These concerns are not new. In a joint submission of Chartered Professional Accountants of Canada and Certified General Accountants Association of Canada on the CRA’s proposed Registration of Tax Preparers Program and in other discussions, we have asked the CRA to consider three improvements to make the efile verification process more efficient:

  1. Investigate a method to allow the optional electronic transmission of slips and other documentation within the T1 efile system (i.e., slips and other documents that would normally be sent with a paper return), rather than having to deal with CRA information requests later.)
  2. Automatically notify tax preparers when a tax return is efiled whether the amount or nature of any expenses claimed on the return would trigger a verification request. That way, tax preparers could deal with the request immediately, before the client’s file is closed.
  3. Institute a pre/post assessment review rating system so that clients of professional accountants and other tax preparers with low error rates experience a reduced number of pre- or post-assessment reviews. This would also allow CRA to monitor the cost-benefit that results from these queries by weighing additional revenues raised against the additional time required of CRA staff, tax preparers and taxpayers and to adjust the number and targets of these queries accordingly.

Join in the conversation

Have you experienced an inordinate number of CRA requests to support charitable donation, tuition fee, medical expense claims or other claims?

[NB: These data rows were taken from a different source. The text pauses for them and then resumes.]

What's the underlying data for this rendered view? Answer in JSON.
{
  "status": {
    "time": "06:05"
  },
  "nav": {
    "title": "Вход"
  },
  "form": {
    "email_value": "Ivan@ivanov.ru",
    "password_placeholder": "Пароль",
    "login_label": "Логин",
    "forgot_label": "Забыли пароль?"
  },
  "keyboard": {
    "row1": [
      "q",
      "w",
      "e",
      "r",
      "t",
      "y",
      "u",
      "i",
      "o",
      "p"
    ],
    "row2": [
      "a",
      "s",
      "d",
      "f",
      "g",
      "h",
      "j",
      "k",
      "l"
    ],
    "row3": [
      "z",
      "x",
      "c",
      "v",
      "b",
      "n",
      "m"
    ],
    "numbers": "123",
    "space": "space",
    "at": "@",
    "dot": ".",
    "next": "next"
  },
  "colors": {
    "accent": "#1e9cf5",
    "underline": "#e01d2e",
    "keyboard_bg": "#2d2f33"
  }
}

What do you think of the suggestions we have made to the CRA? What other steps could the CRA take to streamline and improve the efficiency of its T1 post-efiling verification processes?

Post a comment below.

Conversations about Tax is designed to create an exchange of ideas on tax policy and practice developments and issues and their impact on Canadian accountants who practise tax. Comments received can provide helpful input to the public interest advocacy positions developed by the Chartered Professional Accountants of Canada.

About the Author

Gabe Hayos, FCPA, FCA, ICD.D

Vice-president, Taxation, CPA Canada